… Rate caps expired in western Pennsylvania years ago, and today 20 percent of Duquesne Light customers have switched to other suppliers. The competition has forced Duquesne Light to offer more competitive prices and better services. The result: Electricity consumers are benefiting.
… Competition forces companies to serve their customers with the best prices and service, giving consumers more control. While it’s true that electricity prices in both monopoly structures and competitive markets have escalated over recent years, that is due to rising costs for generating fuels, not deregulation. Moreover, prices already have begun to drop in competitive markets — an effect not seen in monopoly delivery systems.
Case in point is PPL’s recent announcement of a 30 percent rate hike this January. … A number of companies already have announced their intention to compete for PPL customers, with one, Dominion Retail, guaranteeing a savings of 10 percent on PPL’s rates for the first 5,000 customers.
Rejoinder from Eric Epstein:
Gov. Tom Ridge predicted that electric competition would lead to job growth, economic expansion and decreased rates.

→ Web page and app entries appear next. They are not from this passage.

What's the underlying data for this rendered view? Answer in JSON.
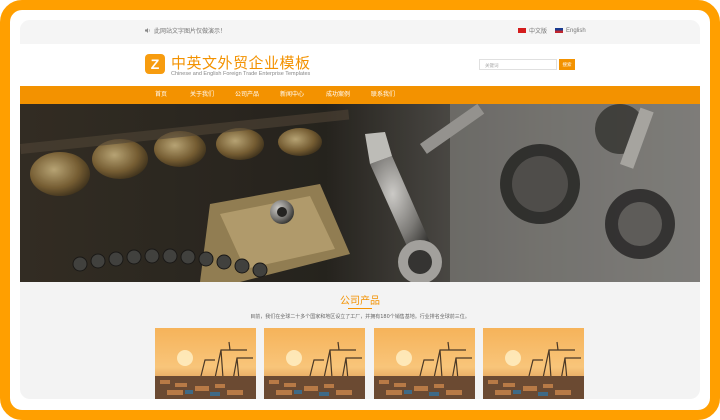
{
  "topbar": {
    "notice": "此网站文字图片仅做演示！",
    "languages": [
      {
        "label": "中文版",
        "flag": "cn-flag-icon"
      },
      {
        "label": "English",
        "flag": "us-flag-icon"
      }
    ]
  },
  "header": {
    "logo_letter": "Z",
    "title": "中英文外贸企业模板",
    "subtitle": "Chinese and English Foreign Trade Enterprise Templates",
    "search_placeholder": "关键词",
    "search_button": "搜索"
  },
  "nav": {
    "items": [
      {
        "label": "首页"
      },
      {
        "label": "关于我们"
      },
      {
        "label": "公司产品"
      },
      {
        "label": "新闻中心"
      },
      {
        "label": "成功案例"
      },
      {
        "label": "联系我们"
      }
    ]
  },
  "products": {
    "title": "公司产品",
    "description": "目前，我们在全球二十多个国家和地区设立了工厂，并拥有180个销售基地。行业排名全球前三位。"
  },
  "colors": {
    "accent": "#f39200",
    "frame": "#ff9f00"
  }
}
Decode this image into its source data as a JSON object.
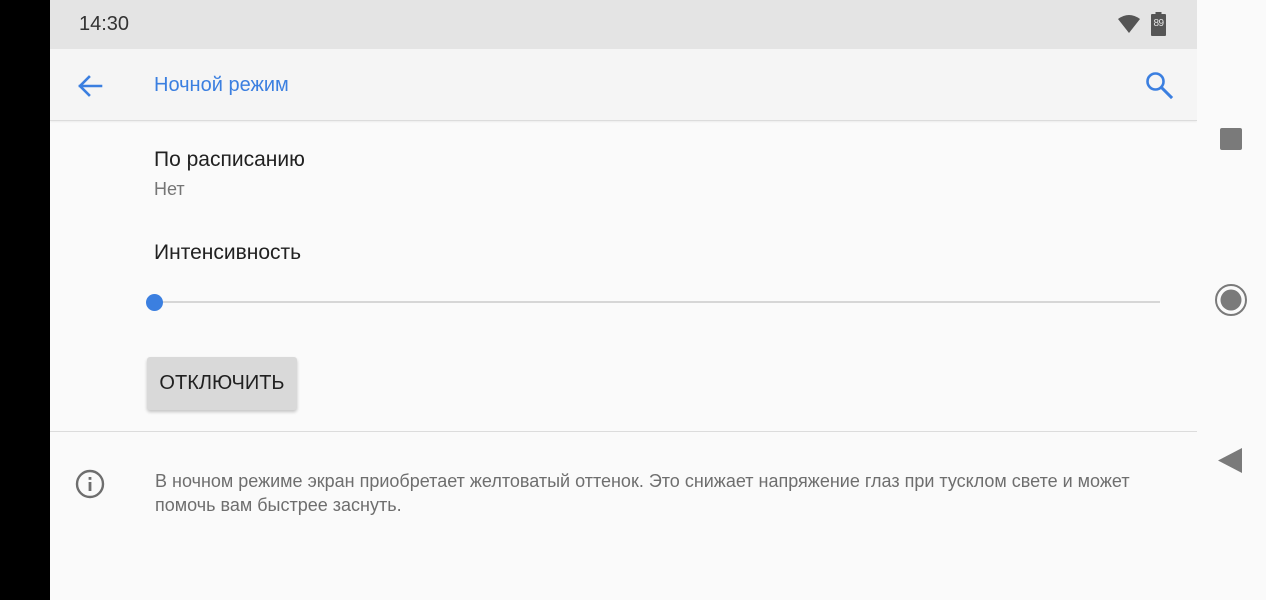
{
  "status_bar": {
    "time": "14:30",
    "battery_level": "89",
    "icons": [
      "wifi-icon",
      "battery-icon"
    ]
  },
  "app_bar": {
    "title": "Ночной режим",
    "icons": [
      "arrow-back-icon",
      "search-icon"
    ]
  },
  "settings": {
    "schedule": {
      "title": "По расписанию",
      "value": "Нет"
    },
    "intensity": {
      "title": "Интенсивность",
      "level_percent": 0
    },
    "off_button": "ОТКЛЮЧИТЬ"
  },
  "info": {
    "icon": "info-icon",
    "text": "В ночном режиме экран приобретает желтоватый оттенок. Это снижает напряжение глаз при тусклом свете и может помочь вам быстрее заснуть."
  },
  "nav_bar": {
    "buttons": [
      "recents-icon",
      "home-icon",
      "back-triangle-icon"
    ]
  },
  "colors": {
    "accent": "#3b7fe0",
    "status_bar": "#e4e4e4",
    "background": "#fafafa",
    "button": "#d9d9d9"
  }
}
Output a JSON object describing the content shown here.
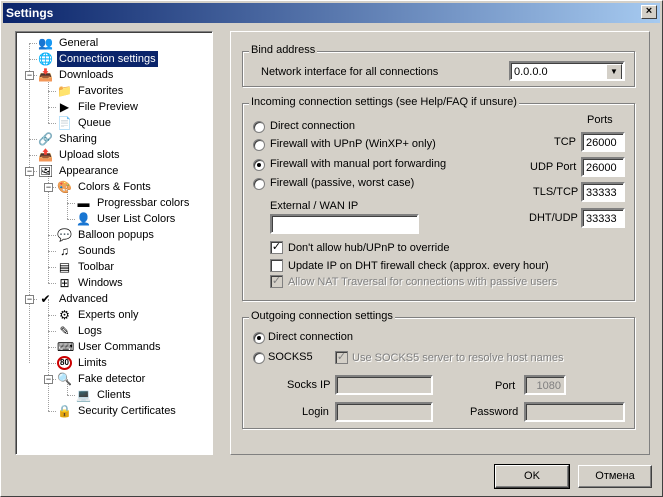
{
  "window": {
    "title": "Settings",
    "close_glyph": "×"
  },
  "tree": {
    "items": [
      {
        "label": "General",
        "icon": "general-icon",
        "glyph": "👥"
      },
      {
        "label": "Connection settings",
        "icon": "connection-icon",
        "glyph": "🌐",
        "selected": true
      },
      {
        "label": "Downloads",
        "icon": "downloads-icon",
        "glyph": "📥"
      },
      {
        "label": "Favorites",
        "icon": "favorites-icon",
        "glyph": "📁"
      },
      {
        "label": "File Preview",
        "icon": "file-preview-icon",
        "glyph": "▶"
      },
      {
        "label": "Queue",
        "icon": "queue-icon",
        "glyph": "📄"
      },
      {
        "label": "Sharing",
        "icon": "sharing-icon",
        "glyph": "🔗"
      },
      {
        "label": "Upload slots",
        "icon": "upload-slots-icon",
        "glyph": "📤"
      },
      {
        "label": "Appearance",
        "icon": "appearance-icon",
        "glyph": "🖼"
      },
      {
        "label": "Colors & Fonts",
        "icon": "colors-fonts-icon",
        "glyph": "🎨"
      },
      {
        "label": "Progressbar colors",
        "icon": "progressbar-icon",
        "glyph": "▬"
      },
      {
        "label": "User List Colors",
        "icon": "user-list-icon",
        "glyph": "👤"
      },
      {
        "label": "Balloon popups",
        "icon": "balloon-icon",
        "glyph": "💬"
      },
      {
        "label": "Sounds",
        "icon": "sounds-icon",
        "glyph": "♫"
      },
      {
        "label": "Toolbar",
        "icon": "toolbar-icon",
        "glyph": "▤"
      },
      {
        "label": "Windows",
        "icon": "windows-icon",
        "glyph": "⊞"
      },
      {
        "label": "Advanced",
        "icon": "advanced-icon",
        "glyph": "✔"
      },
      {
        "label": "Experts only",
        "icon": "experts-icon",
        "glyph": "⚙"
      },
      {
        "label": "Logs",
        "icon": "logs-icon",
        "glyph": "✎"
      },
      {
        "label": "User Commands",
        "icon": "user-commands-icon",
        "glyph": "⌨"
      },
      {
        "label": "Limits",
        "icon": "limits-icon",
        "glyph": "80"
      },
      {
        "label": "Fake detector",
        "icon": "fake-detector-icon",
        "glyph": "🔍"
      },
      {
        "label": "Clients",
        "icon": "clients-icon",
        "glyph": "💻"
      },
      {
        "label": "Security Certificates",
        "icon": "security-icon",
        "glyph": "🔒"
      }
    ],
    "expander_minus": "−"
  },
  "bind": {
    "title": "Bind address",
    "label": "Network interface for all connections",
    "value": "0.0.0.0",
    "arrow": "▼"
  },
  "incoming": {
    "title": "Incoming connection settings (see Help/FAQ if unsure)",
    "options": [
      {
        "label": "Direct connection",
        "selected": false
      },
      {
        "label": "Firewall with UPnP (WinXP+ only)",
        "selected": false
      },
      {
        "label": "Firewall with manual port forwarding",
        "selected": true
      },
      {
        "label": "Firewall (passive, worst case)",
        "selected": false
      }
    ],
    "ports_title": "Ports",
    "tcp_label": "TCP",
    "tcp_value": "26000",
    "udp_label": "UDP Port",
    "udp_value": "26000",
    "tls_label": "TLS/TCP",
    "tls_value": "33333",
    "dht_label": "DHT/UDP",
    "dht_value": "33333",
    "wan_label": "External / WAN IP",
    "wan_value": "",
    "check_mark": "✓",
    "chk_override": "Don't allow hub/UPnP to override",
    "chk_update": "Update IP on DHT firewall check (approx. every hour)",
    "chk_nat": "Allow NAT Traversal for connections with passive users"
  },
  "outgoing": {
    "title": "Outgoing connection settings",
    "direct": "Direct connection",
    "socks": "SOCKS5",
    "use_socks_dns": "Use SOCKS5 server to resolve host names",
    "socks_ip_label": "Socks IP",
    "socks_ip_value": "",
    "port_label": "Port",
    "port_value": "1080",
    "login_label": "Login",
    "login_value": "",
    "password_label": "Password",
    "password_value": ""
  },
  "buttons": {
    "ok": "OK",
    "cancel": "Отмена"
  }
}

According to Ridge, “Pennsylvania’s national leadership in electric competition continues to bring dramatic savings and economic benefits to Pennsylvanians” (Aug. 4, 2000). The success of electric competition would shave business costs and give employers more money to invest, thereby creating multiplier effects on the state economy. “Competition” also would produce savings that would give consumers more money to spend.
… Could the deregulators have gotten it more wrong?

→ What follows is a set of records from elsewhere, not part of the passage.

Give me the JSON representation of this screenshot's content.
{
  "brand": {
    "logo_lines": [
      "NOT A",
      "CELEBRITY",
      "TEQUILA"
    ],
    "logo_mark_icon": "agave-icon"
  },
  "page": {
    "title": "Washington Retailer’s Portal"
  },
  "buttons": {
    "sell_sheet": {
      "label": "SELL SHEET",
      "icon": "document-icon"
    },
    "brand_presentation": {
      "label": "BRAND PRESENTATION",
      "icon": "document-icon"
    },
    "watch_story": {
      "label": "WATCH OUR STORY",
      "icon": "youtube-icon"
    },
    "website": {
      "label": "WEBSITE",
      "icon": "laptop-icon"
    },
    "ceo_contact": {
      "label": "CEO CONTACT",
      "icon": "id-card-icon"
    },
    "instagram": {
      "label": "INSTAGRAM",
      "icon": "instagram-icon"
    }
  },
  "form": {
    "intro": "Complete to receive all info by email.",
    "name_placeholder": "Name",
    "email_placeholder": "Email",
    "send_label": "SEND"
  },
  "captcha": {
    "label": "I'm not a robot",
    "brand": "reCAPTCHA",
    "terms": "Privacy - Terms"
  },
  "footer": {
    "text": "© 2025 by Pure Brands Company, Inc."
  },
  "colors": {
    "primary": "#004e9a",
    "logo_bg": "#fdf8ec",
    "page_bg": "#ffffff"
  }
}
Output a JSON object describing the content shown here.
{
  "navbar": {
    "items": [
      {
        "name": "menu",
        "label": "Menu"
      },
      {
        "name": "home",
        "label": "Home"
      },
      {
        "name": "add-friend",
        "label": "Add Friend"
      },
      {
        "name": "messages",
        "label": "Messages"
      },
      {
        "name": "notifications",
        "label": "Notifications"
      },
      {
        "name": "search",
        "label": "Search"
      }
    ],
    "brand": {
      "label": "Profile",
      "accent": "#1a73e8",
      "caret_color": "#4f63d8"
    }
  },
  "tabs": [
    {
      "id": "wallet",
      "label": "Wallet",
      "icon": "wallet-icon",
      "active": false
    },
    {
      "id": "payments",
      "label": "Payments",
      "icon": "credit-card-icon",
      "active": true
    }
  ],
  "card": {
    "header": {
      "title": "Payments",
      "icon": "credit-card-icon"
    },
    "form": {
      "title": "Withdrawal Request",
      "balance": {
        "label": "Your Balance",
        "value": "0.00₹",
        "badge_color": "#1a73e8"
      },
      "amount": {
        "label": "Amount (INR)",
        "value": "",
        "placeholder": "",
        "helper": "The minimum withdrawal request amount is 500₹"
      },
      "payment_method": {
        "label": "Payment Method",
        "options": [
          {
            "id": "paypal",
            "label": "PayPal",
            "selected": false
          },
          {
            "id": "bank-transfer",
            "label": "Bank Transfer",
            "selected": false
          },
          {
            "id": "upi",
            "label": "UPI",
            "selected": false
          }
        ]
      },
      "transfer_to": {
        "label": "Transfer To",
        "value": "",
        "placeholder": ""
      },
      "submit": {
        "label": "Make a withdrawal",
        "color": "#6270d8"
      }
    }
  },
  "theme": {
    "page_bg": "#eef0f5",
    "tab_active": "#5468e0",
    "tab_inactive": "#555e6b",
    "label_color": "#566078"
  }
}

The reality is not so dreamy. Electric utilities are collecting $11.4 billion in stranded costs, increased taxes on ratepayers and dumped customers at record rates.
… Deregulation was a great bargain for PPL. Last year the company reported a profit of more than $1 billion on $6.5 billion in revenue and set records in consumer cruelty.
… A study published by Carnegie Mellon University’s Electricity Industry Center in 2008 found, “On average, power users in restructured states pay 2 to 3 cents per kilowatt hour more than customers in states that didn’t restructure.”
… Decide for yourself if electric deregulation has delivered on its bold promises or served as yet another corporate failure. But don’t take too long. PPL is set to jack up residential rates by 35 percent in 2010.
Brouillette is president and CEO of the Commonwealth Foundation; Epstein is chairman of Three Mile Island Alert Inc.